I am often at a loss what to say, as there are so many books available, in fact we are overwhelmed by written material, and every man and his dog seems to have written a book.

What information do they need?

What do they wish to achieve?

What will they put the knowledge to do?

No one book will contain all the knowledge on a subject, there will be a bit in this book, a bit in that book, even the Encyclopaedia Britannica only skims the truth, the full facts about our world, for as we research and discover new facts, new theories, new ideas, so what was written becomes incorrect, old and out of date.

I devour books. This week alone I have brought ten books. Some books are on the training subjects I give, NLP, memory, phobias, fears, stop smoking, weight loss, and more. Some are fiction, recommended by Andy Tuck, the General Manager of Borders book shop in Kingston upon Thames, as I said to him I was enjoying reading the complete and unabridged novels of Sherlock Holmes by Sir Arthur Conan Doyle.

We can all learn so much from books, as long as we realise that the book was written by another human being, who has their own understanding on the world, on the subject matter, and are they correct?

Reading Sherlock Holmes, I came across a passage in The Hound of the Baskervilles, which could sum up what I have just said, as Sherlock Holmes was supposed to have a brilliant mind, as he says:-

“Certainly, though I cannot guarantee that I carry all the facts in mind. Intense mental concentration has a curious way of blotting out what has passed. The barrister who has his case at his finger end, and is able to argue with an expert upon his own subject, finds that a week or two of the courts will drive it all out of his head once more…….”
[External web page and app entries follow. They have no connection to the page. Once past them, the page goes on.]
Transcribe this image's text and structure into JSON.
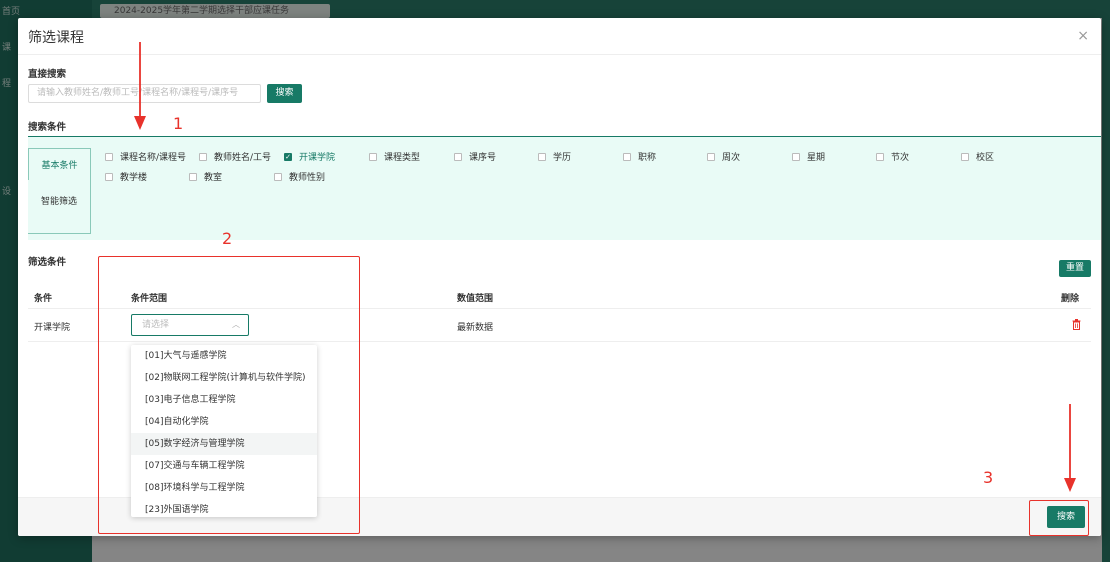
{
  "background": {
    "tab_text": "2024-2025学年第二学期选择干部应课任务",
    "side_labels": [
      "首页",
      "课",
      "程",
      "设"
    ]
  },
  "modal": {
    "title": "筛选课程",
    "close": "×"
  },
  "direct_search": {
    "heading": "直接搜索",
    "placeholder": "请输入教师姓名/教师工号/课程名称/课程号/课序号",
    "button": "搜索"
  },
  "search_conditions": {
    "heading": "搜索条件",
    "tabs": [
      "基本条件",
      "智能筛选"
    ],
    "checkbox_rows": [
      [
        {
          "label": "课程名称/课程号",
          "checked": false
        },
        {
          "label": "教师姓名/工号",
          "checked": false
        },
        {
          "label": "开课学院",
          "checked": true
        },
        {
          "label": "课程类型",
          "checked": false
        },
        {
          "label": "课序号",
          "checked": false
        },
        {
          "label": "学历",
          "checked": false
        },
        {
          "label": "职称",
          "checked": false
        },
        {
          "label": "周次",
          "checked": false
        },
        {
          "label": "星期",
          "checked": false
        },
        {
          "label": "节次",
          "checked": false
        },
        {
          "label": "校区",
          "checked": false
        }
      ],
      [
        {
          "label": "教学楼",
          "checked": false
        },
        {
          "label": "教室",
          "checked": false
        },
        {
          "label": "教师性别",
          "checked": false
        }
      ]
    ]
  },
  "filter": {
    "heading": "筛选条件",
    "reset": "重置",
    "columns": [
      "条件",
      "条件范围",
      "数值范围",
      "删除"
    ],
    "row": {
      "condition": "开课学院",
      "select_placeholder": "请选择",
      "value_range": "最新数据"
    },
    "options": [
      "[01]大气与遥感学院",
      "[02]物联网工程学院(计算机与软件学院)",
      "[03]电子信息工程学院",
      "[04]自动化学院",
      "[05]数字经济与管理学院",
      "[07]交通与车辆工程学院",
      "[08]环境科学与工程学院",
      "[23]外国语学院"
    ],
    "hovered_option_index": 4
  },
  "footer": {
    "search_button": "搜索"
  },
  "annotations": {
    "labels": [
      "1",
      "2",
      "3"
    ],
    "color": "#e8322b"
  },
  "colors": {
    "primary": "#177a66",
    "panel_bg": "#e9fbf6",
    "danger": "#e8322b"
  }
}
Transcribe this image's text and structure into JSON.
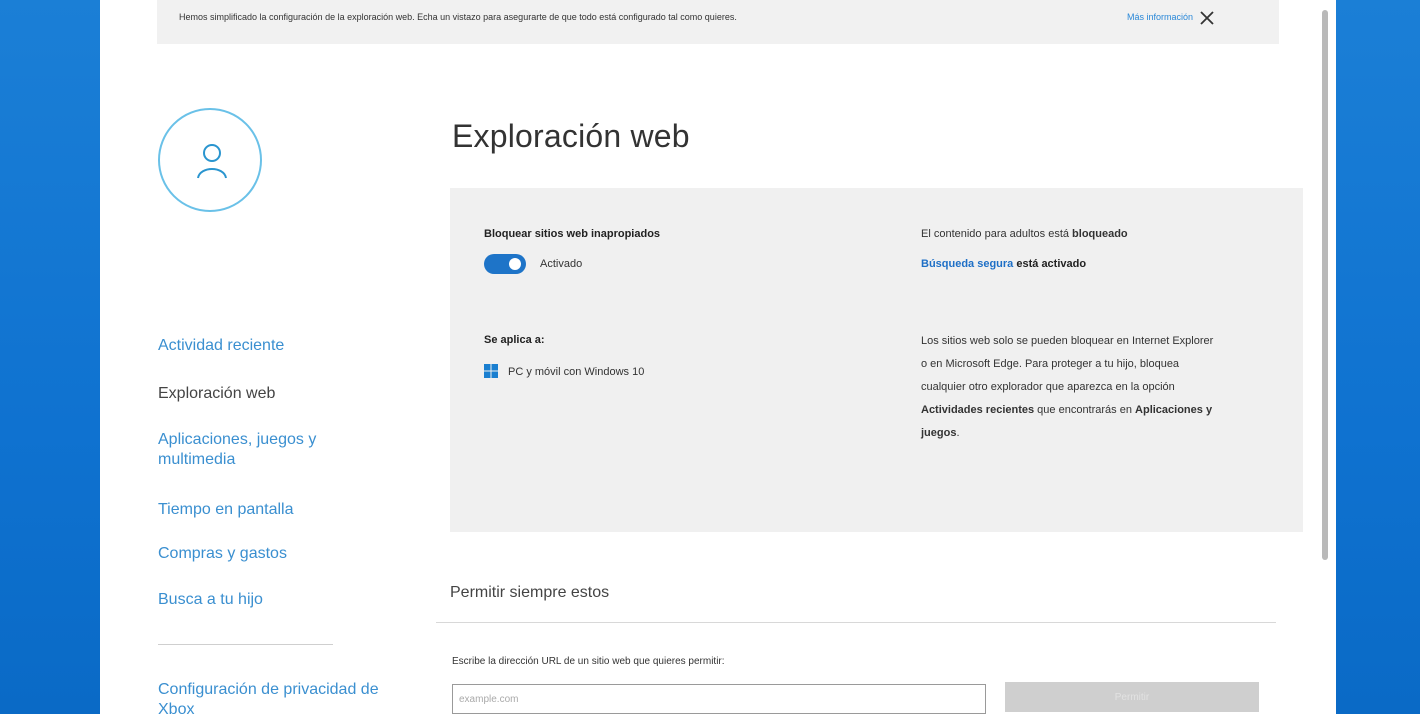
{
  "banner": {
    "message": "Hemos simplificado la configuración de la exploración web. Echa un vistazo para asegurarte de que todo está configurado tal como quieres.",
    "link": "Más información"
  },
  "icons": {
    "close": "close-icon",
    "avatar": "person-icon",
    "windows": "windows-logo-icon"
  },
  "sidebar": {
    "items": [
      {
        "label": "Actividad reciente"
      },
      {
        "label": "Exploración web"
      },
      {
        "label": "Aplicaciones, juegos y multimedia"
      },
      {
        "label": "Tiempo en pantalla"
      },
      {
        "label": "Compras y gastos"
      },
      {
        "label": "Busca a tu hijo"
      },
      {
        "label": "Configuración de privacidad de Xbox"
      }
    ]
  },
  "main": {
    "title": "Exploración web",
    "block": {
      "label": "Bloquear sitios web inapropiados",
      "toggle_state": "Activado",
      "toggle_on": true
    },
    "applies": {
      "label": "Se aplica a:",
      "device": "PC y móvil con Windows 10"
    },
    "status": {
      "adult_prefix": "El contenido para adultos está ",
      "adult_value": "bloqueado",
      "safesearch_link": "Búsqueda segura",
      "safesearch_suffix": " está activado"
    },
    "note": {
      "part1": "Los sitios web solo se pueden bloquear en Internet Explorer o en Microsoft Edge. Para proteger a tu hijo, bloquea cualquier otro explorador que aparezca en la opción ",
      "bold1": "Actividades recientes",
      "part2": " que encontrarás en ",
      "bold2": "Aplicaciones y juegos",
      "part3": "."
    },
    "allow": {
      "title": "Permitir siempre estos",
      "url_label": "Escribe la dirección URL de un sitio web que quieres permitir:",
      "url_placeholder": "example.com",
      "url_value": "",
      "add_button": "Permitir"
    }
  },
  "colors": {
    "accent": "#1e74c8",
    "link": "#3a8fd0",
    "desktop": "#0f72d0",
    "panel": "#f0f0f0"
  }
}
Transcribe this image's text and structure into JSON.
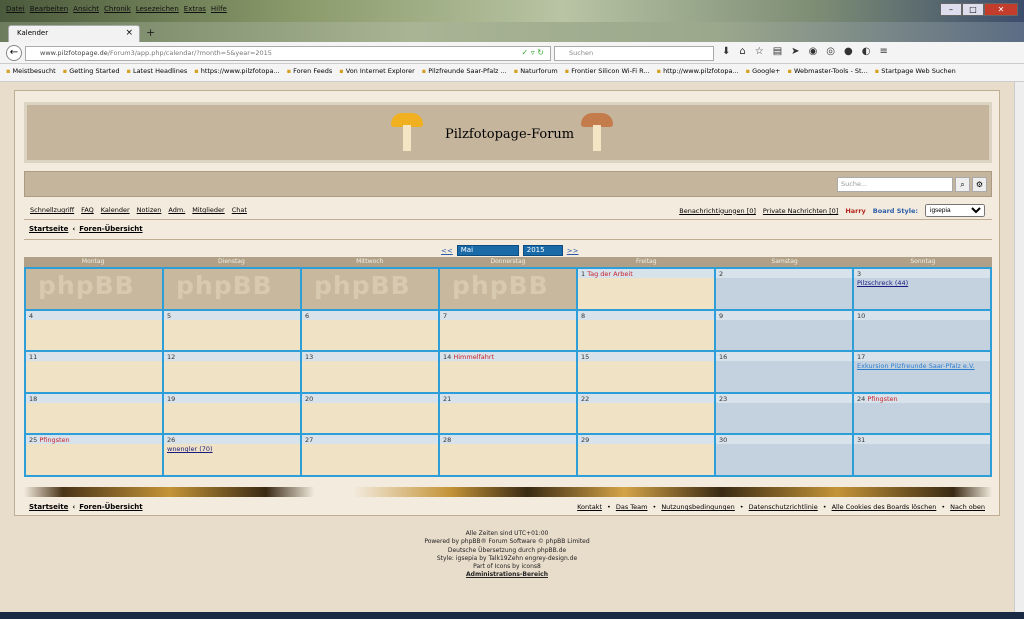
{
  "browser": {
    "menu": [
      "Datei",
      "Bearbeiten",
      "Ansicht",
      "Chronik",
      "Lesezeichen",
      "Extras",
      "Hilfe"
    ],
    "tab_title": "Kalender",
    "url_host": "www.pilzfotopage.de",
    "url_path": "/Forum3/app.php/calendar/?month=5&year=2015",
    "search_placeholder": "Suchen",
    "bookmarks": [
      "Meistbesucht",
      "Getting Started",
      "Latest Headlines",
      "https://www.pilzfotopa...",
      "Foren Feeds",
      "Von Internet Explorer",
      "Pilzfreunde Saar-Pfalz ...",
      "Naturforum",
      "Frontier Silicon Wi-Fi R...",
      "http://www.pilzfotopa...",
      "Google+",
      "Webmaster-Tools - St...",
      "Startpage Web Suchen"
    ]
  },
  "site": {
    "title": "Pilzfotopage-Forum",
    "search_placeholder": "Suche...",
    "quicklinks": [
      "Schnellzugriff",
      "FAQ",
      "Kalender",
      "Notizen",
      "Adm.",
      "Mitglieder",
      "Chat"
    ],
    "notifications": "Benachrichtigungen [0]",
    "private_messages": "Private Nachrichten [0]",
    "username": "Harry",
    "board_style_label": "Board Style:",
    "board_style_value": "igsepia",
    "breadcrumb": {
      "home": "Startseite",
      "sep": "‹",
      "index": "Foren-Übersicht"
    }
  },
  "calendar": {
    "prev": "<<",
    "next": ">>",
    "month": "Mai",
    "year": "2015",
    "weekdays": [
      "Montag",
      "Dienstag",
      "Mittwoch",
      "Donnerstag",
      "Freitag",
      "Samstag",
      "Sonntag"
    ],
    "blank_logo": "phpBB",
    "cells": [
      {
        "day": "",
        "blank": true
      },
      {
        "day": "",
        "blank": true
      },
      {
        "day": "",
        "blank": true
      },
      {
        "day": "",
        "blank": true
      },
      {
        "day": "1",
        "holiday": "Tag der Arbeit"
      },
      {
        "day": "2"
      },
      {
        "day": "3",
        "event": "Pilzschreck (44)"
      },
      {
        "day": "4"
      },
      {
        "day": "5"
      },
      {
        "day": "6"
      },
      {
        "day": "7"
      },
      {
        "day": "8"
      },
      {
        "day": "9"
      },
      {
        "day": "10"
      },
      {
        "day": "11"
      },
      {
        "day": "12"
      },
      {
        "day": "13"
      },
      {
        "day": "14",
        "holiday": "Himmelfahrt"
      },
      {
        "day": "15"
      },
      {
        "day": "16"
      },
      {
        "day": "17",
        "event": "Exkursion Pilzfreunde Saar-Pfalz e.V.",
        "event_blue": true
      },
      {
        "day": "18"
      },
      {
        "day": "19"
      },
      {
        "day": "20"
      },
      {
        "day": "21"
      },
      {
        "day": "22"
      },
      {
        "day": "23"
      },
      {
        "day": "24",
        "holiday": "Pfingsten"
      },
      {
        "day": "25",
        "holiday": "Pfingsten"
      },
      {
        "day": "26",
        "event": "wnengler (70)"
      },
      {
        "day": "27"
      },
      {
        "day": "28"
      },
      {
        "day": "29"
      },
      {
        "day": "30"
      },
      {
        "day": "31"
      }
    ]
  },
  "footer_links": [
    "Kontakt",
    "Das Team",
    "Nutzungsbedingungen",
    "Datenschutzrichtlinie",
    "Alle Cookies des Boards löschen",
    "Nach oben"
  ],
  "footer": {
    "timezone": "Alle Zeiten sind UTC+01:00",
    "powered": "Powered by phpBB® Forum Software © phpBB Limited",
    "translation": "Deutsche Übersetzung durch phpBB.de",
    "style": "Style: igsepia by Talk19Zehn engrey-design.de",
    "icons": "Part of Icons by icons8",
    "admin": "Administrations-Bereich"
  }
}
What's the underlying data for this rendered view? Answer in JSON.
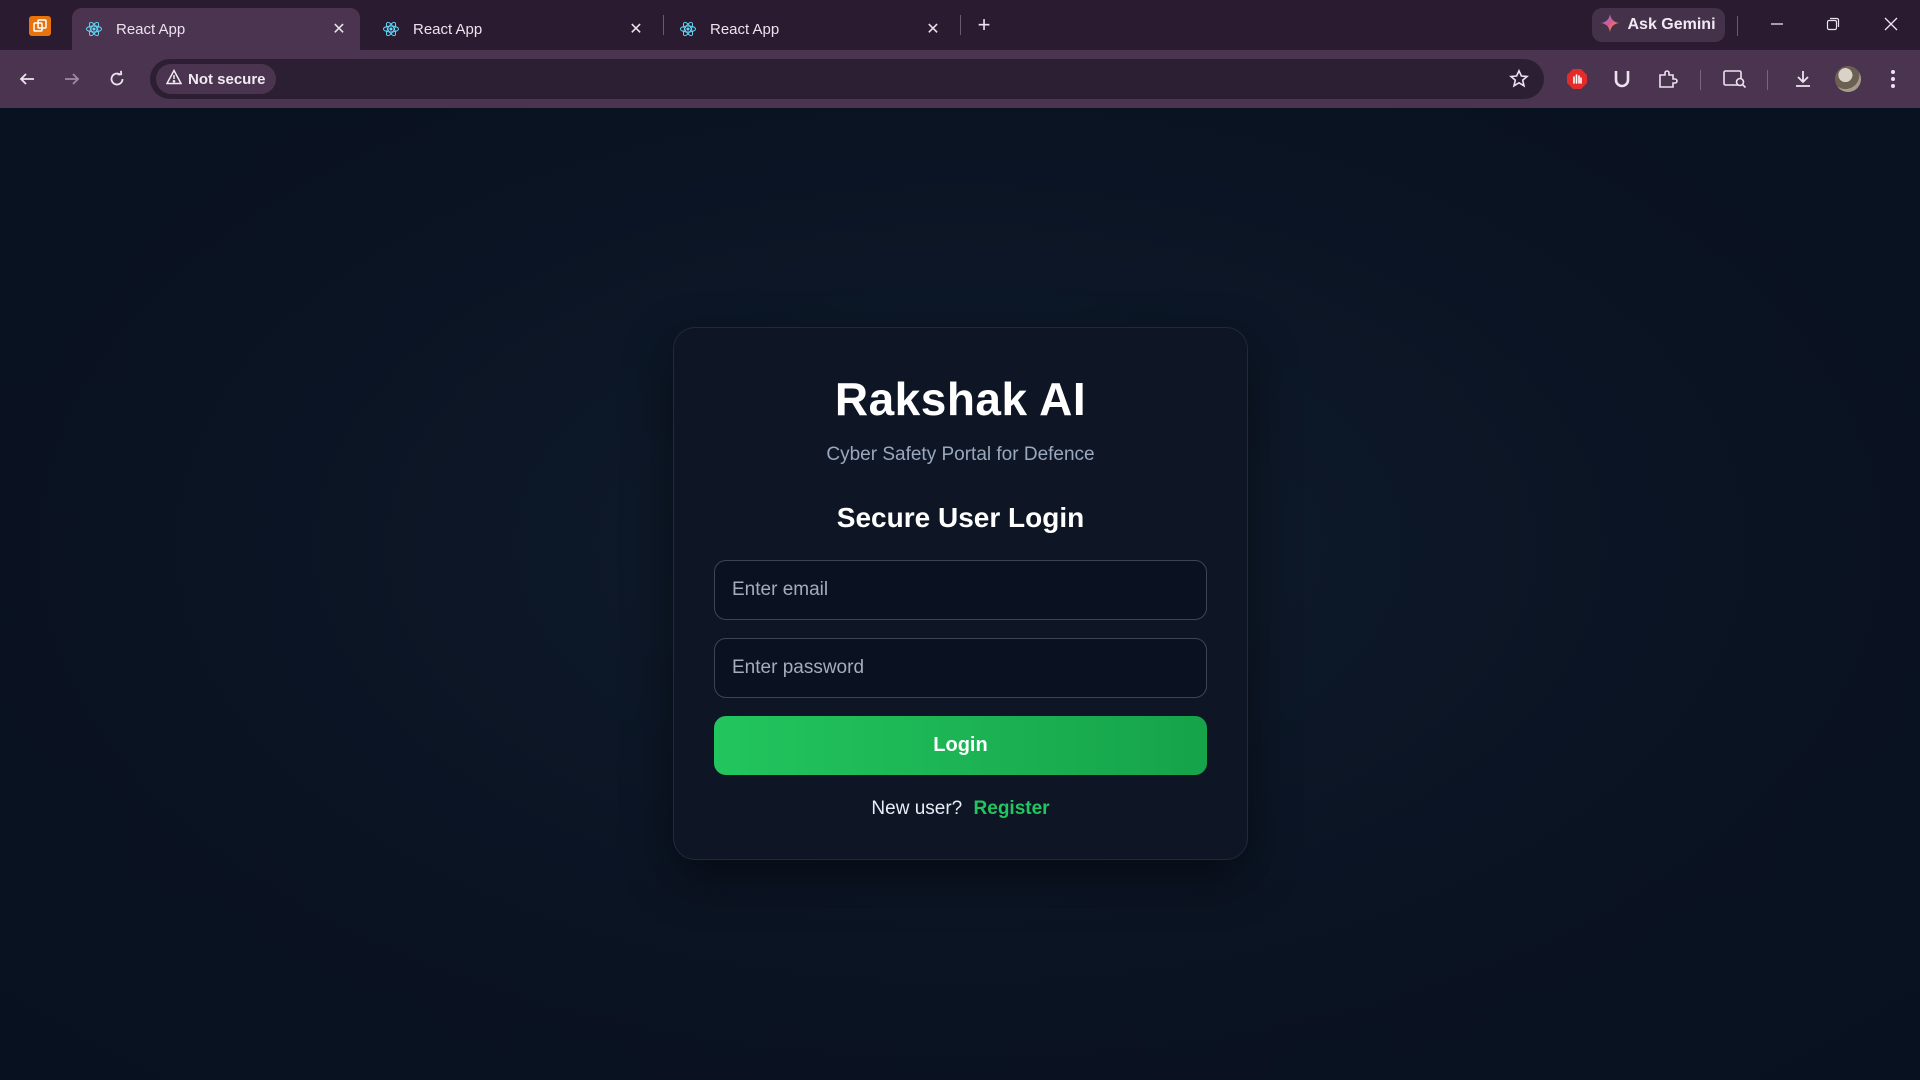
{
  "browser": {
    "tabs": [
      {
        "title": "React App",
        "active": true
      },
      {
        "title": "React App",
        "active": false
      },
      {
        "title": "React App",
        "active": false
      }
    ],
    "gemini_label": "Ask Gemini",
    "security_chip": "Not secure",
    "url": ""
  },
  "app": {
    "brand": "Rakshak AI",
    "tagline": "Cyber Safety Portal for Defence",
    "heading": "Secure User Login",
    "email_placeholder": "Enter email",
    "password_placeholder": "Enter password",
    "login_label": "Login",
    "new_user_text": "New user?",
    "register_label": "Register"
  },
  "colors": {
    "accent_green": "#22c55e",
    "page_bg": "#0b1322",
    "card_bg": "#0e1626",
    "tabstrip_bg": "#2b1b30",
    "toolbar_bg": "#4a3450"
  },
  "icons": {
    "tab_favicon": "react-icon",
    "security": "warning-triangle-icon"
  }
}
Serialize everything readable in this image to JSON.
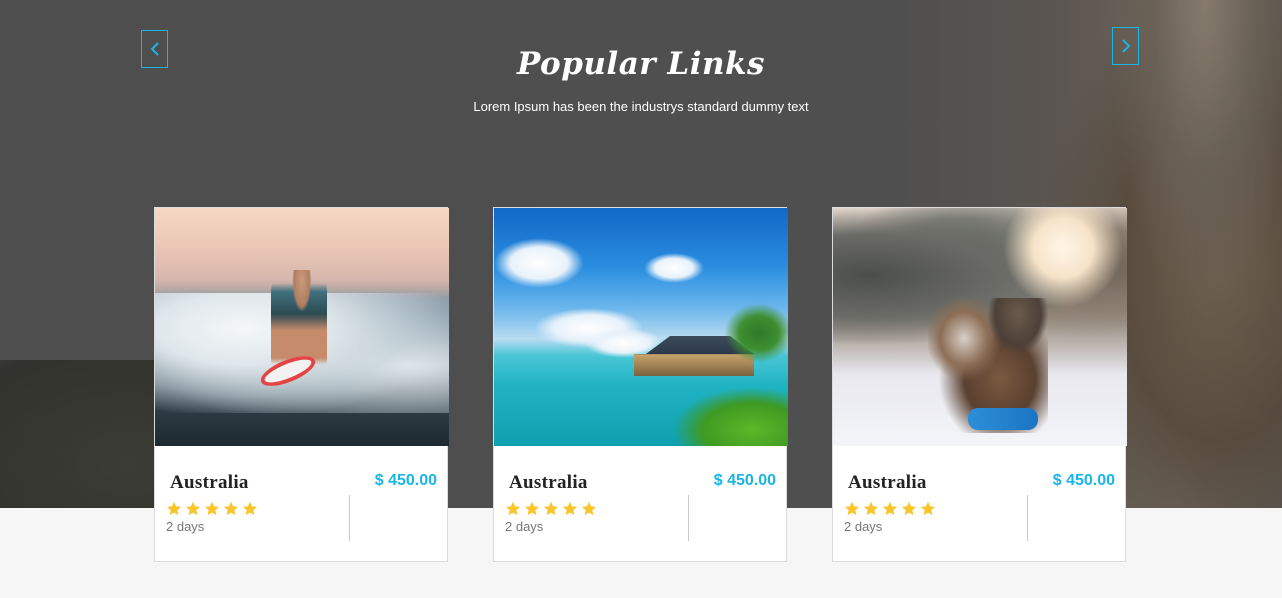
{
  "header": {
    "title": "Popular Links",
    "subtitle": "Lorem Ipsum has been the industrys standard dummy text"
  },
  "carousel": {
    "prev_icon": "chevron-left-icon",
    "next_icon": "chevron-right-icon"
  },
  "colors": {
    "accent": "#19b5e8",
    "star": "#f9c52b",
    "hero_bg": "#4f4f4f",
    "page_bg": "#f6f6f6"
  },
  "cards": [
    {
      "image": "surfer-photo",
      "name": "Australia",
      "price": "$ 450.00",
      "rating": 5,
      "duration": "2 days"
    },
    {
      "image": "tropical-resort-photo",
      "name": "Australia",
      "price": "$ 450.00",
      "rating": 5,
      "duration": "2 days"
    },
    {
      "image": "snow-family-photo",
      "name": "Australia",
      "price": "$ 450.00",
      "rating": 5,
      "duration": "2 days"
    }
  ]
}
Another aspect of learning from books, is getting the knowledge into the brain, but will this enable us to do the thing physically we have just learned.

Take riding a bike. Say you have no knowledge of riding a bike, you have seen people doing so, but never ridden one yourself.

So you go to the bookshop, buy a book, Learn to ride a bike in a day, and read and understand the concepts, the procedures, the mechanics of riding a bike.

Would you be able to ride a bike?



No.

Reading gives us knowledge, but does not teach our body how to do it.

Doing something is a whole body experience.

We have to get the knowledge into our brain.

We have to get our body to act upon the instructions from our brain. In the case of riding a bike, how to keep balance on two wheels, How to push one leg down on the peddle with the correct amount of pressure, whilst allowing the other leg to rise, and at the same time steer the bike by moving the handle bars, which also will help the balance.

So I have ten books to get through, to extract knowledge, and then enact upon the knowledge for the purpose I want. That is the beauty of PhotoReading, being able to absorb 20,000 – 30,000 WPM, a page a second. Once it is in my mind I will have to activate that knowledge, to put into action what I have now in my mind, to do it.

Reading alone will not make us the expert who can do, we have to practice, to do it, to experience it. That is why I ask people to do the courses I teach, not just read about them, as in my courses we do.